This article has been getting extensive and well-deserved coverage over the last few days. Essentially, it is demonstrating that the YouTube recommendation engine tends to lead to more extreme material, more or less whatever your starting point. In short, “YouTube leads viewers down a rabbit hole of extremism, while Google racks up the ad sales.”
The reason for including it here is not because of the specific algorithm or the specific behaviour it generates. It is because it’s a very clear example of a wider phenomenon. It’s a pretty safe assumption that the observed behaviour is not the result of a cabal of fringe conspirators deep in the secret basements of Google setting out a trail to recruit people into extremist groups or attitudes. The pretty obvious motivation is that what they are actually trying to do is to tempt people into spending as long as possible watching YouTube videos, because that’s the way they can put most advertising in front of most eyeballs.
In other words, algorithmic tools can have radically unintended consequences. That’s made worse in this case because the unintended consequences are not a sign of the intended goal not being achieved; on the contrary, they are the very means by which that intended goal is being achieved. So it is not just the case that YouTube has some strong incentives not to fix the problem, the problem may not be obvious to them in the first place.

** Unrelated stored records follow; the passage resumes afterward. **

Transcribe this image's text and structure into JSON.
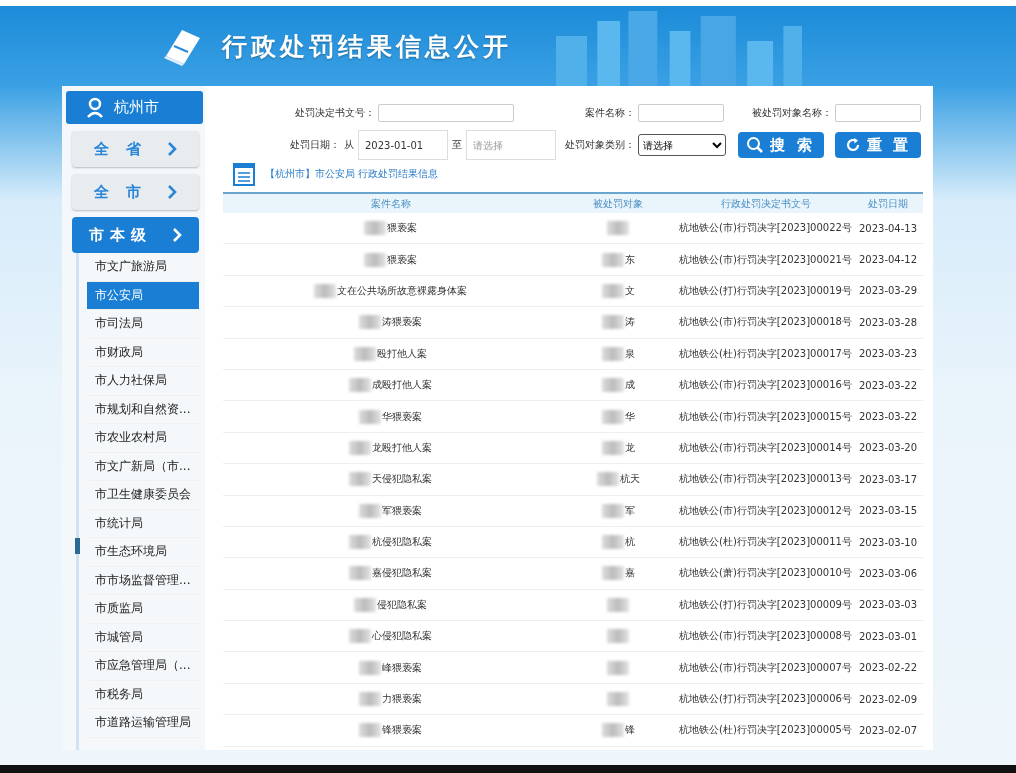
{
  "header": {
    "title": "行政处罚结果信息公开"
  },
  "sidebar": {
    "city": "杭州市",
    "levels": [
      {
        "label": "全 省",
        "selected": false
      },
      {
        "label": "全 市",
        "selected": false
      },
      {
        "label": "市本级",
        "selected": true
      }
    ],
    "items": [
      {
        "label": "市文广旅游局",
        "selected": false
      },
      {
        "label": "市公安局",
        "selected": true
      },
      {
        "label": "市司法局",
        "selected": false
      },
      {
        "label": "市财政局",
        "selected": false
      },
      {
        "label": "市人力社保局",
        "selected": false
      },
      {
        "label": "市规划和自然资...",
        "selected": false
      },
      {
        "label": "市农业农村局",
        "selected": false
      },
      {
        "label": "市文广新局（市...",
        "selected": false
      },
      {
        "label": "市卫生健康委员会",
        "selected": false
      },
      {
        "label": "市统计局",
        "selected": false
      },
      {
        "label": "市生态环境局",
        "selected": false
      },
      {
        "label": "市市场监督管理...",
        "selected": false
      },
      {
        "label": "市质监局",
        "selected": false
      },
      {
        "label": "市城管局",
        "selected": false
      },
      {
        "label": "市应急管理局（...",
        "selected": false
      },
      {
        "label": "市税务局",
        "selected": false
      },
      {
        "label": "市道路运输管理局",
        "selected": false
      }
    ]
  },
  "search": {
    "doc_no_label": "处罚决定书文号：",
    "case_name_label": "案件名称：",
    "subject_name_label": "被处罚对象名称：",
    "date_label": "处罚日期：",
    "date_from": "从",
    "date_start": "2023-01-01",
    "date_to": "至",
    "date_end_placeholder": "请选择",
    "category_label": "处罚对象类别：",
    "category_value": "请选择",
    "search_button": "搜 索",
    "reset_button": "重 置"
  },
  "breadcrumb": "【杭州市】市公安局 行政处罚结果信息",
  "table": {
    "columns": [
      "案件名称",
      "被处罚对象",
      "行政处罚决定书文号",
      "处罚日期"
    ],
    "rows": [
      {
        "case": "猥亵案",
        "subject": "",
        "doc_no": "杭地铁公(市)行罚决字[2023]00022号",
        "date": "2023-04-13"
      },
      {
        "case": "猥亵案",
        "subject": "东",
        "doc_no": "杭地铁公(市)行罚决字[2023]00021号",
        "date": "2023-04-12"
      },
      {
        "case": "文在公共场所故意裸露身体案",
        "subject": "文",
        "doc_no": "杭地铁公(打)行罚决字[2023]00019号",
        "date": "2023-03-29"
      },
      {
        "case": "涛猥亵案",
        "subject": "涛",
        "doc_no": "杭地铁公(市)行罚决字[2023]00018号",
        "date": "2023-03-28"
      },
      {
        "case": "殴打他人案",
        "subject": "泉",
        "doc_no": "杭地铁公(杜)行罚决字[2023]00017号",
        "date": "2023-03-23"
      },
      {
        "case": "成殴打他人案",
        "subject": "成",
        "doc_no": "杭地铁公(市)行罚决字[2023]00016号",
        "date": "2023-03-22"
      },
      {
        "case": "华猥亵案",
        "subject": "华",
        "doc_no": "杭地铁公(市)行罚决字[2023]00015号",
        "date": "2023-03-22"
      },
      {
        "case": "龙殴打他人案",
        "subject": "龙",
        "doc_no": "杭地铁公(市)行罚决字[2023]00014号",
        "date": "2023-03-20"
      },
      {
        "case": "天侵犯隐私案",
        "subject": "杭天",
        "doc_no": "杭地铁公(市)行罚决字[2023]00013号",
        "date": "2023-03-17"
      },
      {
        "case": "军猥亵案",
        "subject": "军",
        "doc_no": "杭地铁公(市)行罚决字[2023]00012号",
        "date": "2023-03-15"
      },
      {
        "case": "杭侵犯隐私案",
        "subject": "杭",
        "doc_no": "杭地铁公(杜)行罚决字[2023]00011号",
        "date": "2023-03-10"
      },
      {
        "case": "嘉侵犯隐私案",
        "subject": "嘉",
        "doc_no": "杭地铁公(萧)行罚决字[2023]00010号",
        "date": "2023-03-06"
      },
      {
        "case": "侵犯隐私案",
        "subject": "",
        "doc_no": "杭地铁公(打)行罚决字[2023]00009号",
        "date": "2023-03-03"
      },
      {
        "case": "心侵犯隐私案",
        "subject": "",
        "doc_no": "杭地铁公(市)行罚决字[2023]00008号",
        "date": "2023-03-01"
      },
      {
        "case": "峰猥亵案",
        "subject": "",
        "doc_no": "杭地铁公(市)行罚决字[2023]00007号",
        "date": "2023-02-22"
      },
      {
        "case": "力猥亵案",
        "subject": "",
        "doc_no": "杭地铁公(打)行罚决字[2023]00006号",
        "date": "2023-02-09"
      },
      {
        "case": "锋猥亵案",
        "subject": "锋",
        "doc_no": "杭地铁公(杜)行罚决字[2023]00005号",
        "date": "2023-02-07"
      }
    ]
  }
}
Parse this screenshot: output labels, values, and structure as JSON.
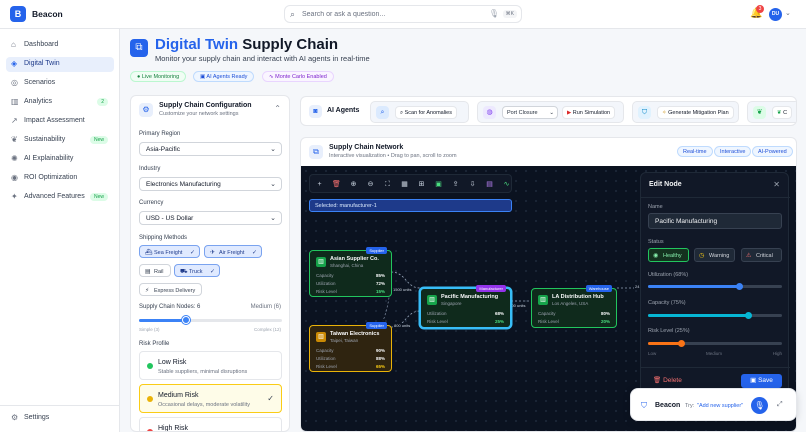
{
  "app": {
    "brand": "Beacon",
    "logo_glyph": "B",
    "search_placeholder": "Search or ask a question...",
    "search_shortcut": "⌘K",
    "notifications_count": "3",
    "user_initials": "DU"
  },
  "sidebar": {
    "items": [
      {
        "label": "Dashboard",
        "icon": "home-icon"
      },
      {
        "label": "Digital Twin",
        "icon": "cube-icon",
        "active": true
      },
      {
        "label": "Scenarios",
        "icon": "layers-icon"
      },
      {
        "label": "Analytics",
        "icon": "bar-chart-icon",
        "badge": "2"
      },
      {
        "label": "Impact Assessment",
        "icon": "trend-icon"
      },
      {
        "label": "Sustainability",
        "icon": "leaf-icon",
        "badge": "New"
      },
      {
        "label": "AI Explainability",
        "icon": "brain-icon"
      },
      {
        "label": "ROI Optimization",
        "icon": "target-icon"
      },
      {
        "label": "Advanced Features",
        "icon": "sparkles-icon",
        "badge": "New"
      }
    ],
    "settings_label": "Settings"
  },
  "header": {
    "title_highlight": "Digital Twin",
    "title_rest": " Supply Chain",
    "subtitle": "Monitor your supply chain and interact with AI agents in real-time",
    "pills": [
      "Live Monitoring",
      "AI Agents Ready",
      "Monte Carlo Enabled"
    ]
  },
  "config": {
    "title": "Supply Chain Configuration",
    "subtitle": "Customize your network settings",
    "primary_region_label": "Primary Region",
    "primary_region_value": "Asia-Pacific",
    "industry_label": "Industry",
    "industry_value": "Electronics Manufacturing",
    "currency_label": "Currency",
    "currency_value": "USD - US Dollar",
    "shipping_label": "Shipping Methods",
    "shipping": [
      {
        "label": "Sea Freight",
        "selected": true
      },
      {
        "label": "Air Freight",
        "selected": true
      },
      {
        "label": "Rail",
        "selected": false
      },
      {
        "label": "Truck",
        "selected": true
      },
      {
        "label": "Express Delivery",
        "selected": false
      }
    ],
    "nodes_label": "Supply Chain Nodes: 6",
    "nodes_level": "Medium (6)",
    "nodes_min_label": "Simple (3)",
    "nodes_max_label": "Complex (12)",
    "nodes_fraction": 0.33,
    "risk_label": "Risk Profile",
    "risks": [
      {
        "name": "Low Risk",
        "desc": "Stable suppliers, minimal disruptions",
        "color": "#22c55e",
        "selected": false
      },
      {
        "name": "Medium Risk",
        "desc": "Occasional delays, moderate volatility",
        "color": "#eab308",
        "selected": true
      },
      {
        "name": "High Risk",
        "desc": "",
        "color": "#ef4444",
        "selected": false
      }
    ]
  },
  "agents": {
    "title": "AI Agents",
    "scan_label": "Scan for Anomalies",
    "scenario_value": "Port Closure",
    "run_label": "Run Simulation",
    "mitigation_label": "Generate Mitigation Plan",
    "extra_label": "C"
  },
  "network": {
    "title": "Supply Chain Network",
    "subtitle": "Interactive visualization • Drag to pan, scroll to zoom",
    "tags": [
      "Real-time",
      "Interactive",
      "AI-Powered"
    ],
    "selected_text": "Selected: manufacturer-1",
    "nodes": [
      {
        "name": "Asian Supplier Co.",
        "location": "Shanghai, China",
        "type": "Supplier",
        "capacity": "85%",
        "utilization": "72%",
        "risk": "15%",
        "accent": "#22c55e"
      },
      {
        "name": "Taiwan Electronics",
        "location": "Taipei, Taiwan",
        "type": "Supplier",
        "capacity": "90%",
        "utilization": "88%",
        "risk": "65%",
        "accent": "#eab308"
      },
      {
        "name": "Pacific Manufacturing",
        "location": "Singapore",
        "type": "Manufacturer",
        "utilization": "68%",
        "risk": "25%",
        "accent": "#22c55e"
      },
      {
        "name": "LA Distribution Hub",
        "location": "Los Angeles, USA",
        "type": "Warehouse",
        "capacity": "80%",
        "risk": "20%",
        "accent": "#22c55e"
      }
    ],
    "labels": {
      "capacity": "Capacity",
      "utilization": "Utilization",
      "risk": "Risk Level"
    },
    "edges": [
      "1500 units",
      "800 units",
      "1800 units",
      "24"
    ]
  },
  "edit_node": {
    "title": "Edit Node",
    "name_label": "Name",
    "name_value": "Pacific Manufacturing",
    "status_label": "Status",
    "statuses": [
      "Healthy",
      "Warning",
      "Critical"
    ],
    "active_status": "Healthy",
    "utilization_label": "Utilization (68%)",
    "utilization_fraction": 0.68,
    "capacity_label": "Capacity (75%)",
    "capacity_fraction": 0.75,
    "risk_label": "Risk Level (25%)",
    "risk_fraction": 0.25,
    "risk_ticks": [
      "Low",
      "Medium",
      "High"
    ],
    "delete_label": "Delete",
    "save_label": "Save"
  },
  "assistant": {
    "name": "Beacon",
    "try_label": "Try:",
    "example": "\"Add new supplier\""
  },
  "colors": {
    "accent": "#2563eb",
    "healthy": "#22c55e",
    "warning": "#eab308",
    "critical": "#ef4444",
    "canvas_bg": "#0b1220"
  }
}
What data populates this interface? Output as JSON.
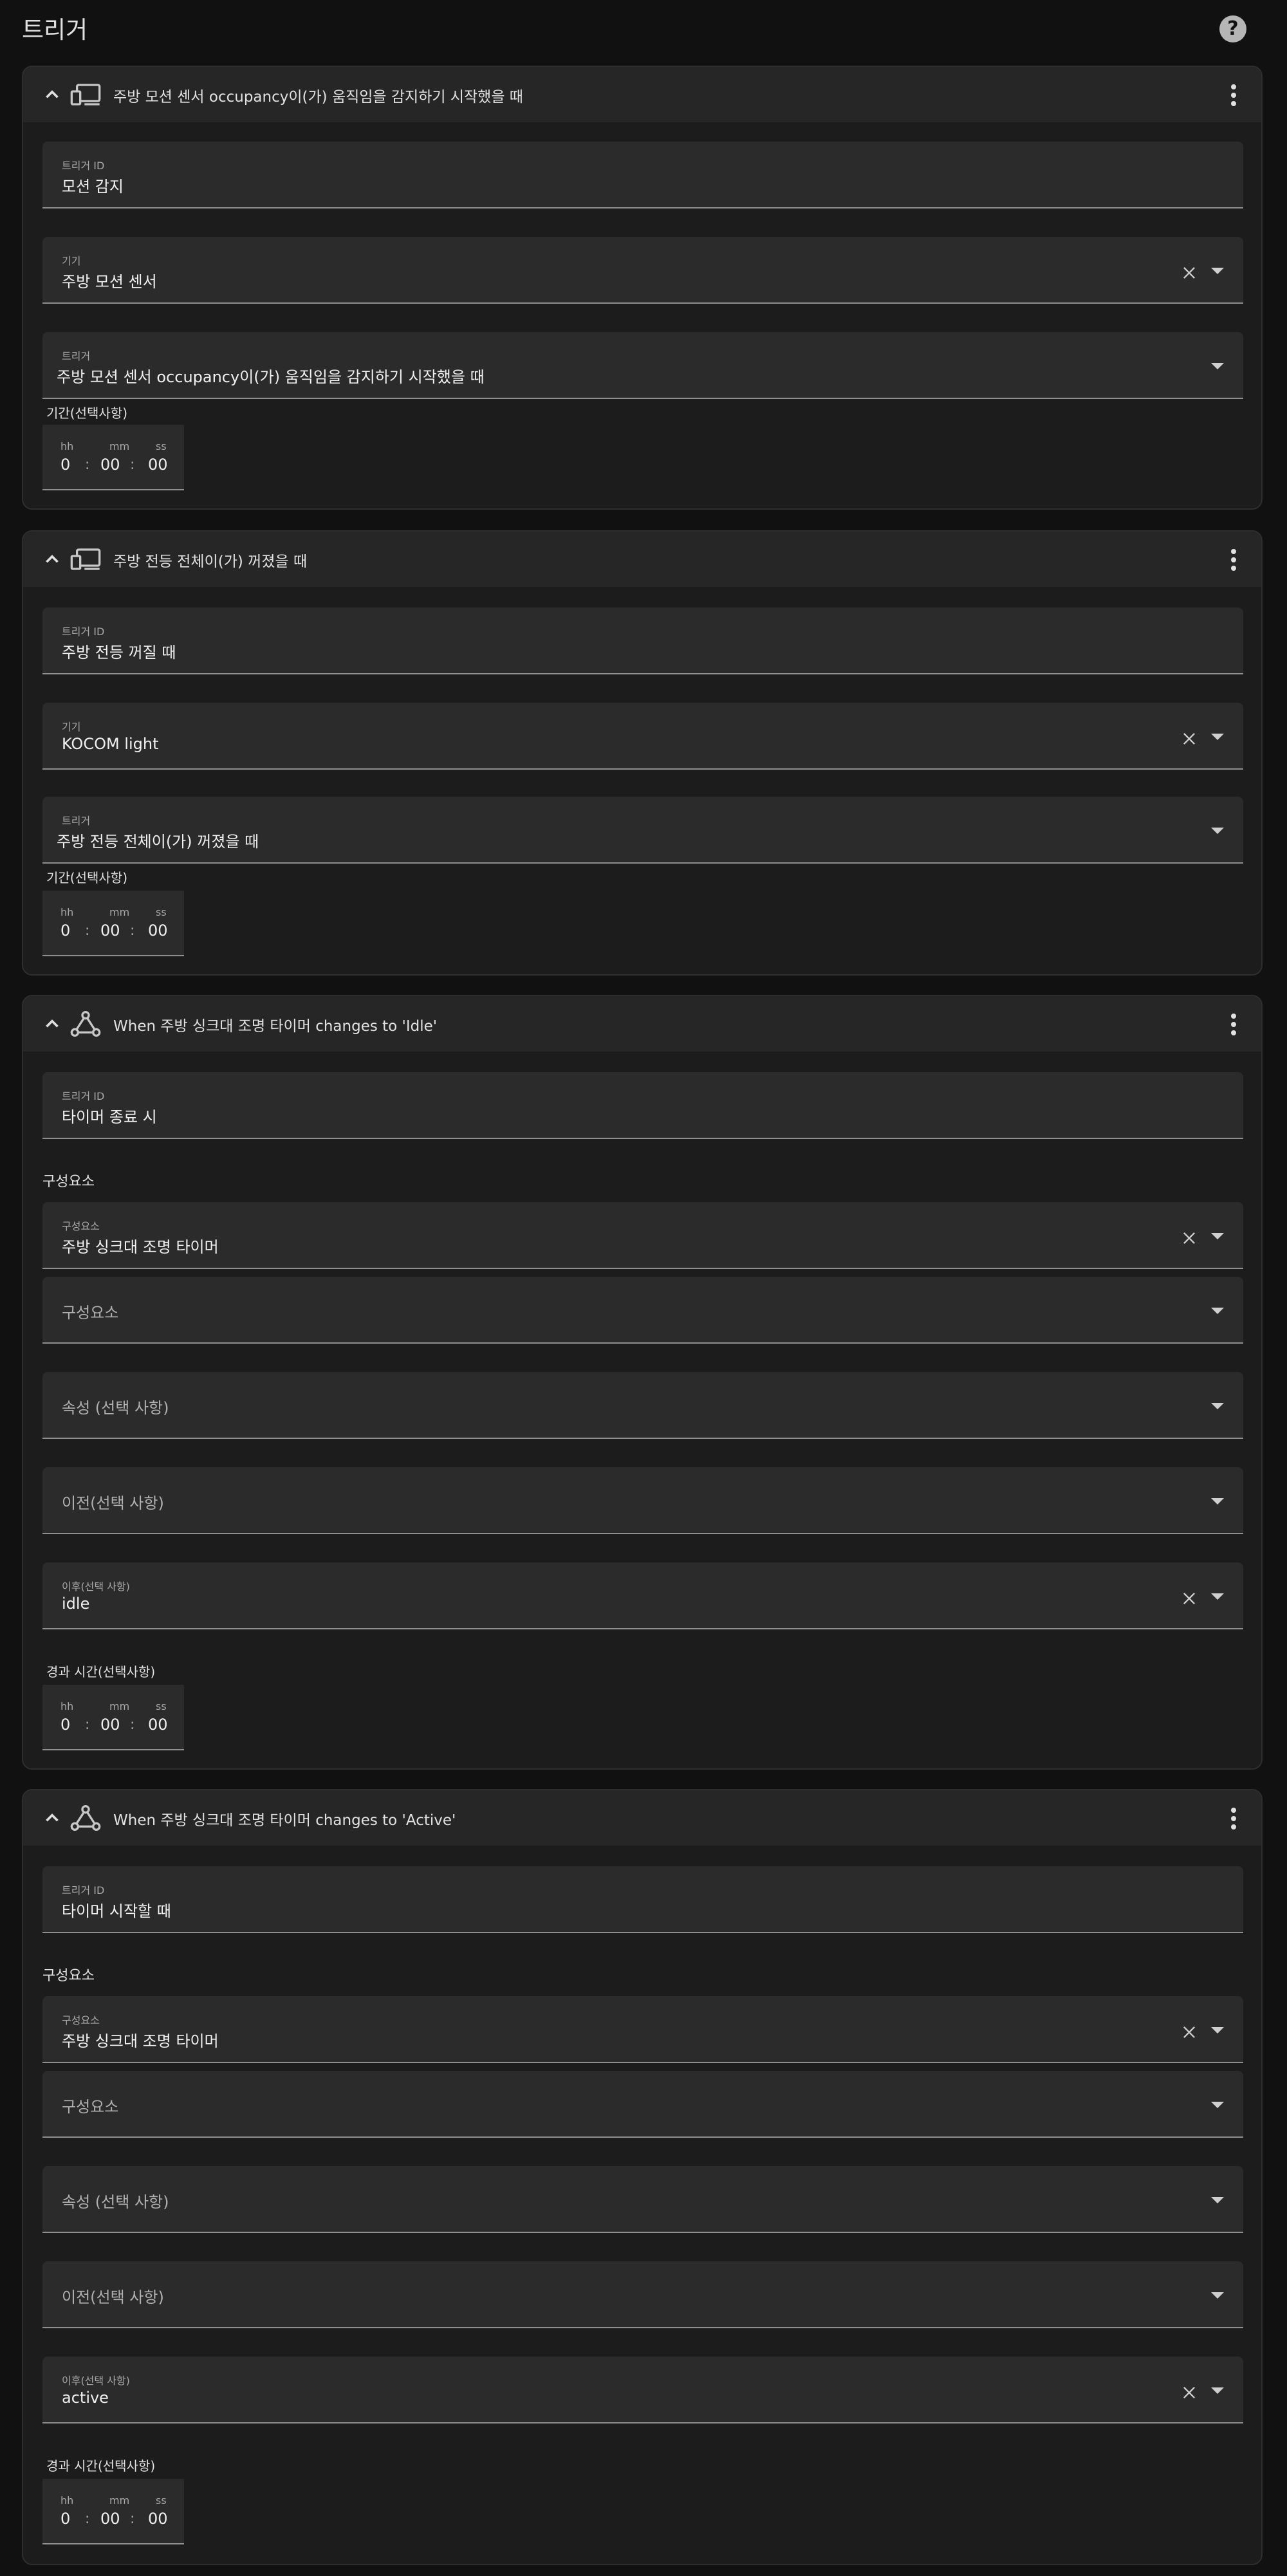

This is a clear example. But we need to keep asking the same questions about other systems: what are the second order effects, will we recognise them when we see them, and will we be ready to – and able to – address them?